> [MATERIALS PROVIDED]
-----

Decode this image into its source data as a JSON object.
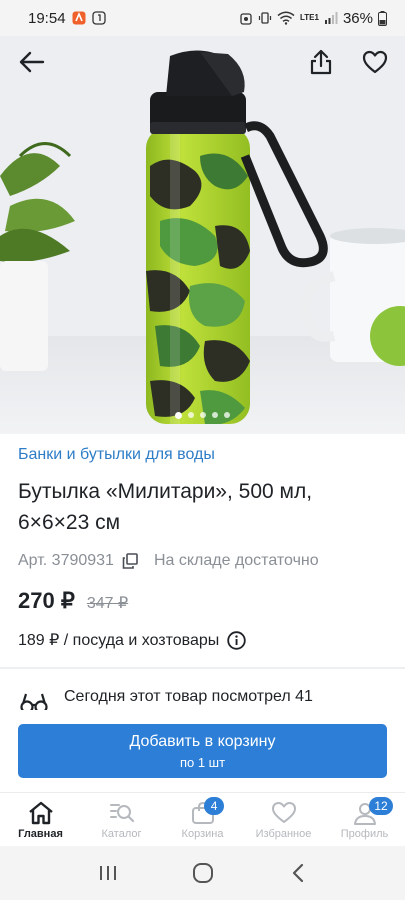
{
  "status_bar": {
    "time": "19:54",
    "battery": "36%",
    "network": "LTE1"
  },
  "product": {
    "category": "Банки и бутылки для воды",
    "title": "Бутылка «Милитари», 500 мл, 6×6×23 см",
    "article": "Арт. 3790931",
    "stock": "На складе достаточно",
    "price": "270 ₽",
    "old_price": "347 ₽",
    "unit_price_text": "189 ₽ / посуда и хозтовары",
    "watchers_text": "Сегодня этот товар посмотрел 41",
    "image_count": 5,
    "active_image": 0
  },
  "cart_button": {
    "label": "Добавить в корзину",
    "sublabel": "по 1 шт"
  },
  "bottom_nav": [
    {
      "label": "Главная",
      "icon": "home-icon",
      "active": true,
      "badge": ""
    },
    {
      "label": "Каталог",
      "icon": "catalog-search-icon",
      "active": false,
      "badge": ""
    },
    {
      "label": "Корзина",
      "icon": "cart-bag-icon",
      "active": false,
      "badge": "4"
    },
    {
      "label": "Избранное",
      "icon": "heart-icon",
      "active": false,
      "badge": ""
    },
    {
      "label": "Профиль",
      "icon": "profile-icon",
      "active": false,
      "badge": "12"
    }
  ],
  "colors": {
    "accent": "#2c7ed6",
    "category_link": "#2d7dc7",
    "muted": "#8a8f96"
  }
}
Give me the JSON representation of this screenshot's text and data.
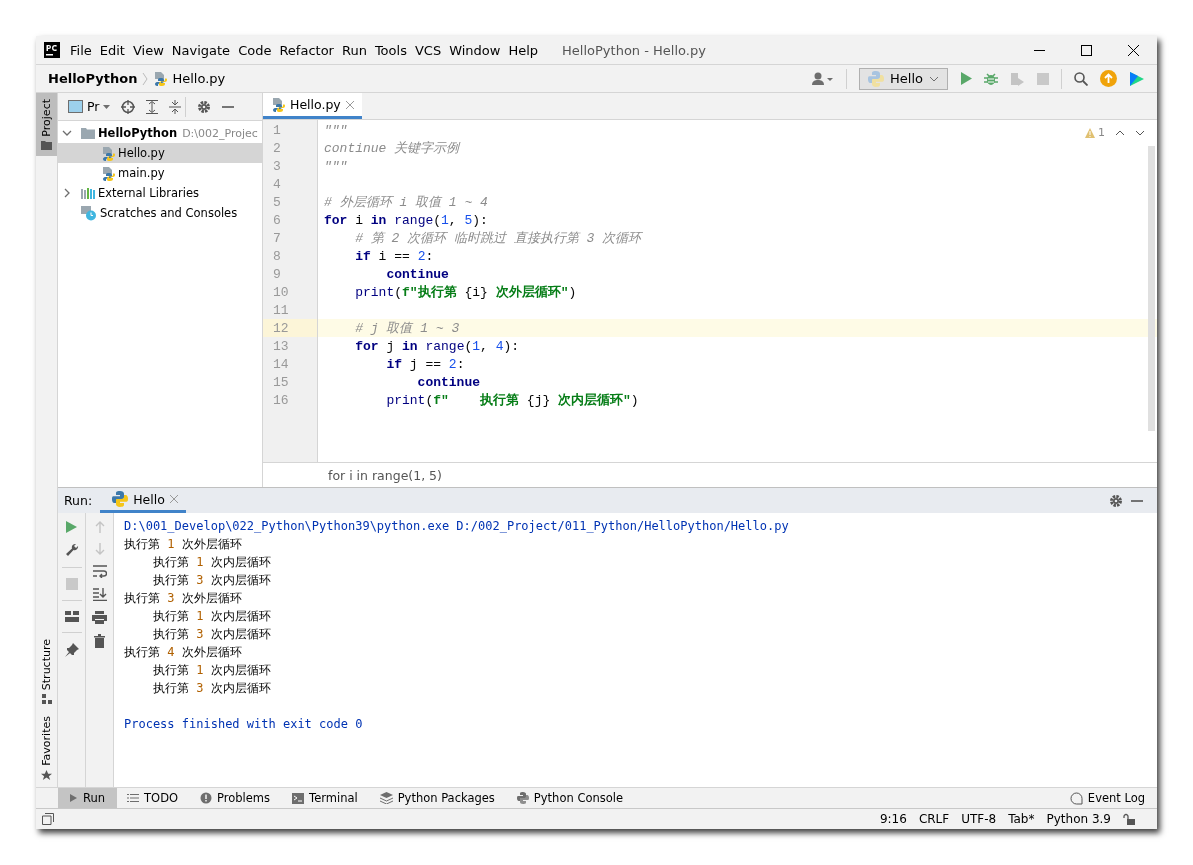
{
  "window": {
    "title": "HelloPython - Hello.py"
  },
  "menu": [
    "File",
    "Edit",
    "View",
    "Navigate",
    "Code",
    "Refactor",
    "Run",
    "Tools",
    "VCS",
    "Window",
    "Help"
  ],
  "navbar": {
    "project": "HelloPython",
    "file": "Hello.py"
  },
  "toolbar": {
    "run_config": "Hello"
  },
  "side_tabs_left": [
    {
      "label": "Project",
      "selected": true
    },
    {
      "label": "Structure",
      "selected": false
    },
    {
      "label": "Favorites",
      "selected": false
    }
  ],
  "project_panel": {
    "view": "Pr",
    "tree": [
      {
        "label": "HelloPython",
        "path": "D:\\002_Projec",
        "kind": "folder",
        "expanded": true,
        "selected": false,
        "children": [
          {
            "label": "Hello.py",
            "kind": "python",
            "selected": true
          },
          {
            "label": "main.py",
            "kind": "python",
            "selected": false
          }
        ]
      },
      {
        "label": "External Libraries",
        "kind": "library",
        "expanded": false,
        "selected": false
      },
      {
        "label": "Scratches and Consoles",
        "kind": "scratch",
        "selected": false
      }
    ]
  },
  "editor": {
    "tabs": [
      {
        "label": "Hello.py",
        "selected": true
      }
    ],
    "warnings": "1",
    "breadcrumb": "for i in range(1, 5)",
    "lines": [
      {
        "number": "1",
        "current": false,
        "tokens": [
          {
            "text": "\"\"\"",
            "kind": "doc"
          }
        ]
      },
      {
        "number": "2",
        "current": false,
        "tokens": [
          {
            "text": "continue 关键字示例",
            "kind": "doc"
          }
        ]
      },
      {
        "number": "3",
        "current": false,
        "tokens": [
          {
            "text": "\"\"\"",
            "kind": "doc"
          }
        ]
      },
      {
        "number": "4",
        "current": false
      },
      {
        "number": "5",
        "current": false,
        "tokens": [
          {
            "text": "# 外层循环 i 取值 1 ~ 4",
            "kind": "comment"
          }
        ]
      },
      {
        "number": "6",
        "current": false,
        "tokens": [
          {
            "text": "for",
            "kind": "kw"
          },
          {
            "text": " i ",
            "kind": "plain"
          },
          {
            "text": "in",
            "kind": "kw"
          },
          {
            "text": " range",
            "kind": "fn"
          },
          {
            "text": "(",
            "kind": "plain"
          },
          {
            "text": "1",
            "kind": "num"
          },
          {
            "text": ", ",
            "kind": "plain"
          },
          {
            "text": "5",
            "kind": "num"
          },
          {
            "text": "):",
            "kind": "plain"
          }
        ]
      },
      {
        "number": "7",
        "current": false,
        "tokens": [
          {
            "text": "    # 第 2 次循环 临时跳过 直接执行第 3 次循环",
            "kind": "comment"
          }
        ]
      },
      {
        "number": "8",
        "current": false,
        "tokens": [
          {
            "text": "    if",
            "kind": "kw"
          },
          {
            "text": " i == ",
            "kind": "plain"
          },
          {
            "text": "2",
            "kind": "num"
          },
          {
            "text": ":",
            "kind": "plain"
          }
        ]
      },
      {
        "number": "9",
        "current": false,
        "tokens": [
          {
            "text": "        continue",
            "kind": "kw"
          }
        ]
      },
      {
        "number": "10",
        "current": false,
        "tokens": [
          {
            "text": "    print",
            "kind": "fn"
          },
          {
            "text": "(",
            "kind": "plain"
          },
          {
            "text": "f\"执行第 ",
            "kind": "str"
          },
          {
            "text": "{i}",
            "kind": "plain"
          },
          {
            "text": " 次外层循环\"",
            "kind": "str"
          },
          {
            "text": ")",
            "kind": "plain"
          }
        ]
      },
      {
        "number": "11",
        "current": false
      },
      {
        "number": "12",
        "current": true,
        "tokens": [
          {
            "text": "    # j 取值 1 ~ 3",
            "kind": "comment"
          }
        ]
      },
      {
        "number": "13",
        "current": false,
        "tokens": [
          {
            "text": "    for",
            "kind": "kw"
          },
          {
            "text": " j ",
            "kind": "plain"
          },
          {
            "text": "in",
            "kind": "kw"
          },
          {
            "text": " range",
            "kind": "fn"
          },
          {
            "text": "(",
            "kind": "plain"
          },
          {
            "text": "1",
            "kind": "num"
          },
          {
            "text": ", ",
            "kind": "plain"
          },
          {
            "text": "4",
            "kind": "num"
          },
          {
            "text": "):",
            "kind": "plain"
          }
        ]
      },
      {
        "number": "14",
        "current": false,
        "tokens": [
          {
            "text": "        if",
            "kind": "kw"
          },
          {
            "text": " j == ",
            "kind": "plain"
          },
          {
            "text": "2",
            "kind": "num"
          },
          {
            "text": ":",
            "kind": "plain"
          }
        ]
      },
      {
        "number": "15",
        "current": false,
        "tokens": [
          {
            "text": "            continue",
            "kind": "kw"
          }
        ]
      },
      {
        "number": "16",
        "current": false,
        "tokens": [
          {
            "text": "        print",
            "kind": "fn"
          },
          {
            "text": "(",
            "kind": "plain"
          },
          {
            "text": "f\"    执行第 ",
            "kind": "str"
          },
          {
            "text": "{j}",
            "kind": "plain"
          },
          {
            "text": " 次内层循环\"",
            "kind": "str"
          },
          {
            "text": ")",
            "kind": "plain"
          }
        ]
      }
    ]
  },
  "run_panel": {
    "label": "Run:",
    "tabs": [
      {
        "label": "Hello",
        "selected": true
      }
    ],
    "output": [
      {
        "tokens": [
          {
            "text": "D:\\001_Develop\\022_Python\\Python39\\python.exe D:/002_Project/011_Python/HelloPython/Hello.py",
            "kind": "sys"
          }
        ]
      },
      {
        "tokens": [
          {
            "text": "执行第 ",
            "kind": "out"
          },
          {
            "text": "1",
            "kind": "num"
          },
          {
            "text": " 次外层循环",
            "kind": "out"
          }
        ]
      },
      {
        "tokens": [
          {
            "text": "    执行第 ",
            "kind": "out"
          },
          {
            "text": "1",
            "kind": "num"
          },
          {
            "text": " 次内层循环",
            "kind": "out"
          }
        ]
      },
      {
        "tokens": [
          {
            "text": "    执行第 ",
            "kind": "out"
          },
          {
            "text": "3",
            "kind": "num"
          },
          {
            "text": " 次内层循环",
            "kind": "out"
          }
        ]
      },
      {
        "tokens": [
          {
            "text": "执行第 ",
            "kind": "out"
          },
          {
            "text": "3",
            "kind": "num"
          },
          {
            "text": " 次外层循环",
            "kind": "out"
          }
        ]
      },
      {
        "tokens": [
          {
            "text": "    执行第 ",
            "kind": "out"
          },
          {
            "text": "1",
            "kind": "num"
          },
          {
            "text": " 次内层循环",
            "kind": "out"
          }
        ]
      },
      {
        "tokens": [
          {
            "text": "    执行第 ",
            "kind": "out"
          },
          {
            "text": "3",
            "kind": "num"
          },
          {
            "text": " 次内层循环",
            "kind": "out"
          }
        ]
      },
      {
        "tokens": [
          {
            "text": "执行第 ",
            "kind": "out"
          },
          {
            "text": "4",
            "kind": "num"
          },
          {
            "text": " 次外层循环",
            "kind": "out"
          }
        ]
      },
      {
        "tokens": [
          {
            "text": "    执行第 ",
            "kind": "out"
          },
          {
            "text": "1",
            "kind": "num"
          },
          {
            "text": " 次内层循环",
            "kind": "out"
          }
        ]
      },
      {
        "tokens": [
          {
            "text": "    执行第 ",
            "kind": "out"
          },
          {
            "text": "3",
            "kind": "num"
          },
          {
            "text": " 次内层循环",
            "kind": "out"
          }
        ]
      },
      {
        "kind": "exit",
        "tokens": [
          {
            "text": "Process finished with exit code 0",
            "kind": "sys"
          }
        ]
      }
    ]
  },
  "tool_windows": [
    {
      "label": "Run",
      "kind": "run",
      "selected": true
    },
    {
      "label": "TODO",
      "kind": "todo",
      "selected": false
    },
    {
      "label": "Problems",
      "kind": "problems",
      "selected": false
    },
    {
      "label": "Terminal",
      "kind": "terminal",
      "selected": false
    },
    {
      "label": "Python Packages",
      "kind": "packages",
      "selected": false
    },
    {
      "label": "Python Console",
      "kind": "console",
      "selected": false
    }
  ],
  "event_log": "Event Log",
  "status_bar": [
    "9:16",
    "CRLF",
    "UTF-8",
    "Tab*",
    "Python 3.9"
  ]
}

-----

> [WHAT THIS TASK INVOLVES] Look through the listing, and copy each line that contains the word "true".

> [REPLY TO THE EXERCISE]
      "active": true,
      "selected": true
        "expanded": true,
            "selected": true
        "selected": true
        "current": true,
        "selected": true
      "selected": true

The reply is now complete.